TASK STATEMENT: Which lines below contain "color"? Copy every one of them.

=== INPUT MATERIAL ===

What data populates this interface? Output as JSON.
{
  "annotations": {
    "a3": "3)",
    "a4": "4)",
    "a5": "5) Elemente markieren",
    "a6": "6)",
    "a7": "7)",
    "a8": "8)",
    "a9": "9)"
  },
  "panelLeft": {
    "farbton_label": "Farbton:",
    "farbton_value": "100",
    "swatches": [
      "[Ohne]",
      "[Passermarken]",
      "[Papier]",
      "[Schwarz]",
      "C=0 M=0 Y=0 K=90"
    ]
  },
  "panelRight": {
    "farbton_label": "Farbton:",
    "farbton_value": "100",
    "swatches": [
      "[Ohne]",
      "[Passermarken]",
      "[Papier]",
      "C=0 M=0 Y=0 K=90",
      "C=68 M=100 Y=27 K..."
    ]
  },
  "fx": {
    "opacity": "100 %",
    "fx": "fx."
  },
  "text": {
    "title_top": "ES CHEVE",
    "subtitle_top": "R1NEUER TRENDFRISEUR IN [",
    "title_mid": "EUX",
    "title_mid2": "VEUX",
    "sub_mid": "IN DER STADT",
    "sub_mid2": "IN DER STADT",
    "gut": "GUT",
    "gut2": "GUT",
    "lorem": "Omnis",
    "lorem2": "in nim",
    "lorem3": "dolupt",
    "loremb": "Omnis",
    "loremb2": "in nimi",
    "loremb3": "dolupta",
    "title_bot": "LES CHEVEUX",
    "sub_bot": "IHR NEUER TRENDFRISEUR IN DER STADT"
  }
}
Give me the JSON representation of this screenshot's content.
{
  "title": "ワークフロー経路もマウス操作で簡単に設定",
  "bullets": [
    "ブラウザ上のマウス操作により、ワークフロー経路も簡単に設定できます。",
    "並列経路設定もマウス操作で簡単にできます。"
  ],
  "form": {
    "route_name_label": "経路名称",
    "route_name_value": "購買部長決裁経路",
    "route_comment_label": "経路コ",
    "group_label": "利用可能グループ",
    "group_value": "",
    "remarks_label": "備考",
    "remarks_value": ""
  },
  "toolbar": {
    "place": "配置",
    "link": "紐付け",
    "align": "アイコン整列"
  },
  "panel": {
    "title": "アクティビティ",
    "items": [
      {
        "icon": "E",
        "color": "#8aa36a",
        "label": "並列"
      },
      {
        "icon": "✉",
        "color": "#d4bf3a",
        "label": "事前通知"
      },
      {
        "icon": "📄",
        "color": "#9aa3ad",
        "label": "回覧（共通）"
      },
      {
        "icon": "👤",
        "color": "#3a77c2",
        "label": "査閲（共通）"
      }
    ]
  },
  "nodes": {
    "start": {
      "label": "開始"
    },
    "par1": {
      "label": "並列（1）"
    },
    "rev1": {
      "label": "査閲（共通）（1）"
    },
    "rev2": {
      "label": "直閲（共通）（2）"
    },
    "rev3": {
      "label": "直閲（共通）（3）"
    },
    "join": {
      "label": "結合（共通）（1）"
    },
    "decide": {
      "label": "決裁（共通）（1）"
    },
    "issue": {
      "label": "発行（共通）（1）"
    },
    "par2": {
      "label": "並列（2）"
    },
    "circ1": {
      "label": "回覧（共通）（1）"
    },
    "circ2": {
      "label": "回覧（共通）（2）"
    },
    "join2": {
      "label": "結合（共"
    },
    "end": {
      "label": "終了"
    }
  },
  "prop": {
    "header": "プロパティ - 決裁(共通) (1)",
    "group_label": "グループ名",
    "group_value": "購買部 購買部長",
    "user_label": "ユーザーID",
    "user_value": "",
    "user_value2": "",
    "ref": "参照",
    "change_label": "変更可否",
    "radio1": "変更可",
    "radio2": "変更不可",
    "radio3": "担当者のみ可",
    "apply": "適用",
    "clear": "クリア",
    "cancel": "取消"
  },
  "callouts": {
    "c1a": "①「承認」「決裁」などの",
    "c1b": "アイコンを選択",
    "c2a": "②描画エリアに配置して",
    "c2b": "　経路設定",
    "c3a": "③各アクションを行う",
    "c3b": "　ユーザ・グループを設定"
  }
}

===

WRITTEN ANSWER:
        "color": "#8aa36a",
        "color": "#d4bf3a",
        "color": "#9aa3ad",
        "color": "#3a77c2",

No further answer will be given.